He’ll take that discipline and skill he’s cultivated over his career to serve in the position he accepted as a Household Manager/Chef for a highly successful couple with the intent of making a difference in their world.
“Mr. Strait, former Sergeant in the U.S. Army, is one of our honored Enlisted Aides who served his general and graduated from the Starkey Household Management program with the intent of finding a couple much like the generals he has served in the past to serve,” Mrs. Starkey said. “Mr. Strait, through his many years in service, grew his management abilities, his culinary abilities, and his people smarts to be a very good leader.”
Mr. Strait assumed his role as Household Manager at the 16,000-square-foot property this spring. Mr. Strait’s role includes culinary and security duties, as well as the supervision of a housekeeper and a ranch hand. The entire property, located outside of Phoenix, is 250 acres.
“I’m looking forward to the challenge, this being the largest house I’ve ever worked in,” Mr. Strait said. “Definitely taking charge of a full-time staff is all very exciting and something I’m looking forward to.”
Mr. Strait, originally from Billings, Mont., joined the Army in 2005, where he kept busy serving meals to 2,000 soldiers per day at Fort Hood, Texas. Mass-producing food at those kinds of volumes was challenging for Strait, who loves culinary creativity.
“You can’t play with the food. You can’t put your heart and soul into it,” he said.
Mr. Strait’s superiors recognized the maturity and mentality he had and recommended he become an Enlisted Aide, the military equivalent to a Household Manager. He went on to serve seven different general officers both in Washington, D.C. and Fort Hood, Texas.
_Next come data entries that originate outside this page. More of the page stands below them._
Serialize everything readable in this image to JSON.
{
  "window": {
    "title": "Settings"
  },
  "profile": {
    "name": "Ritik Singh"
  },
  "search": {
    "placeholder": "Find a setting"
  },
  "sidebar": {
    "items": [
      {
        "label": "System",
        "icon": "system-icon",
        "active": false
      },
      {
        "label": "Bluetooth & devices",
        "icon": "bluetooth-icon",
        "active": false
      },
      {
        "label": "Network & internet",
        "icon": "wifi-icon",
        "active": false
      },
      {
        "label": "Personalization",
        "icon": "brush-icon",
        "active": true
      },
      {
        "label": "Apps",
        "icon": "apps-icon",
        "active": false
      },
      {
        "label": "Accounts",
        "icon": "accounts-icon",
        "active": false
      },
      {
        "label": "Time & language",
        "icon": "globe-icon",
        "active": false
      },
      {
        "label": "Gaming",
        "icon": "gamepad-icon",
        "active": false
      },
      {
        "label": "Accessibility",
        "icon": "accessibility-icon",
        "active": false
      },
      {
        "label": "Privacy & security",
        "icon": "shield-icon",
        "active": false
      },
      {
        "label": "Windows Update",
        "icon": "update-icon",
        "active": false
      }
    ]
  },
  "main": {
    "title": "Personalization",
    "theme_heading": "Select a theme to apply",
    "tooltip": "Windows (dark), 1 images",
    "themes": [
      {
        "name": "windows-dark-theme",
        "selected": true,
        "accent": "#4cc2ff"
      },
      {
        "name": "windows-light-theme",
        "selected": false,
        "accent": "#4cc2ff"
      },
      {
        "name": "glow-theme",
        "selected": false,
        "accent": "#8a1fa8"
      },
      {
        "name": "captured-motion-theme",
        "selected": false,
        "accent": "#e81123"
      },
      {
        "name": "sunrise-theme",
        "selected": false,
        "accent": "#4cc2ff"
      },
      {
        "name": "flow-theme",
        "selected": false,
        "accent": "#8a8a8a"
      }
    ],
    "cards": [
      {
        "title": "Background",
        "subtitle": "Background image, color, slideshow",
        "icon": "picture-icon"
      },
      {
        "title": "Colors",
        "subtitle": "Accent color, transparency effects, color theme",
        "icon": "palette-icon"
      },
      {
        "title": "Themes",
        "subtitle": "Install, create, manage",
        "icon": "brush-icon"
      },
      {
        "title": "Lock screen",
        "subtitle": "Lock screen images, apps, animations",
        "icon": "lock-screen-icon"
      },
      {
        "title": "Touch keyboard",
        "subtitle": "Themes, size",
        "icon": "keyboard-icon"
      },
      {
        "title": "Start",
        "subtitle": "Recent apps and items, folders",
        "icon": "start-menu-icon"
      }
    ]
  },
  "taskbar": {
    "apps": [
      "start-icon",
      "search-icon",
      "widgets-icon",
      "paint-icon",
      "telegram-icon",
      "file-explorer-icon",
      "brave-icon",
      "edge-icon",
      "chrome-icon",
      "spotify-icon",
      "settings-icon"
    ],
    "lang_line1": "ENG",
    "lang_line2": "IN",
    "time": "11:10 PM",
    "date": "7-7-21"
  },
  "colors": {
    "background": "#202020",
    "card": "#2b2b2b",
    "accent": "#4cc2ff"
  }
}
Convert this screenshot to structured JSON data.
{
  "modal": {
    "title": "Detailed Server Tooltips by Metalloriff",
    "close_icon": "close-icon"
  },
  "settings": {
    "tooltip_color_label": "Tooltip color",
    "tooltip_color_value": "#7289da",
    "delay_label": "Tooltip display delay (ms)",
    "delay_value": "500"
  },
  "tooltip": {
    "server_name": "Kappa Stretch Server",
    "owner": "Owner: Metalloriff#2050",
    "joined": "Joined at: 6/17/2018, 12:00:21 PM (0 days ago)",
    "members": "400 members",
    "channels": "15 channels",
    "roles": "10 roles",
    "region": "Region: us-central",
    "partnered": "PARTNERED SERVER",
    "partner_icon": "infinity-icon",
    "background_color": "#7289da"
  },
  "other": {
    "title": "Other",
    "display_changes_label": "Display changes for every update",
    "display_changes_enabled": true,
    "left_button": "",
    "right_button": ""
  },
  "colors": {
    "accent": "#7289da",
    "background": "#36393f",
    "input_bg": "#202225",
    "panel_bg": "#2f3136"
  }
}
“My love for the culinary arts didn’t develop until I became an Enlisted Aide in 2010,” he said, adding that he worked for an executive chef who taught him everything from classical French cooking, to presentation, to proper food cutting technique.
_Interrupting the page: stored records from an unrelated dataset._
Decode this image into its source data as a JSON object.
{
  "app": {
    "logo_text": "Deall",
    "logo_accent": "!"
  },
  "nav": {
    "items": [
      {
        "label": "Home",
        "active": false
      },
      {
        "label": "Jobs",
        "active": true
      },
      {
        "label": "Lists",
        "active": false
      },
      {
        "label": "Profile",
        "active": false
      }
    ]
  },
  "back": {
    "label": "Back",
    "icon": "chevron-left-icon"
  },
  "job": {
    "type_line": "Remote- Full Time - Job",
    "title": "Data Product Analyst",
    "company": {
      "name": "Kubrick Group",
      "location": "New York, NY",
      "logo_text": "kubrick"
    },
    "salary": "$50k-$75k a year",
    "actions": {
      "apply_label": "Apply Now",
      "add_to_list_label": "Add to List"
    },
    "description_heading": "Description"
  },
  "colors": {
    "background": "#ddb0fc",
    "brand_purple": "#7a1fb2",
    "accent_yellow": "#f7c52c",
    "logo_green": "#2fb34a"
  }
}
Over the course of Mr. Strait’s Enlisted Aide career, he has hosted more than 300 formal dinner events for the distinguished guests of his military officers. It was at these events that Mr. Strait started mastering his culinary crowd-pleasers, such as his spinach and mushroom beef tenderloin roulade with white wine truffle sauce, as well as his bacon-wrapped chestnuts with Worcestershire caramel sauce.
He’s gathered many accolades along the way, including two gold medals and a silver and a bronze medal at the 37th Annual Culinary Competition at Fort Lee. One of the gold medals was for Mr. Strait’s 5’6” chocolate sculpture of a Texas Ranger cowboy that weighed 600 pounds.
Mr. Strait completed his Starkey courses during the fall of 2019 at The Starkey Mansion, and says the tools he gained will help him immensely in his new role as a Household Manager/Chef. During his training, Mrs. Starkey began to see clearly who the perfect employer would be for him.
“When I first became an Enlisted Aide, I heard about the Starkey program. I told myself, ‘I’m going to become a Starkey graduate,’” Mr. Strait said. “That’s what I told myself over 10 years ago.”
For more information about Starkey’s current course offerings, check out our current 2020 course schedule, or email Xavier Medicin, Starkey’s Director of Education, at email@example.com.
Announcing: Connecting Starkey Grads
Starkey Graduates are now close to 1,500 in number and almost 25 years old in quality and experience. Congratulations to each of you. I am most proud of the work we all have accomplished. You have raised the bar and changed the way Private Service is delivered.Starkey continues to be asked to find ways of connecting you to one another. While we have opted to support DEMA in their conference efforts, and not continue Restoring the Art gatherings, we do feel those educated at Starkey have the ability and need to share with each other. If you have an interest in connecting with other Graduates for sharing knowledge, discussing the merits of available national resources, or if you are just feeling isolated and wish to connect privately with others from your Graduating class or in your current employment location, please follow the attached link to formally register your interest. Call Starkey to connect to other Graduates (303) 832-5510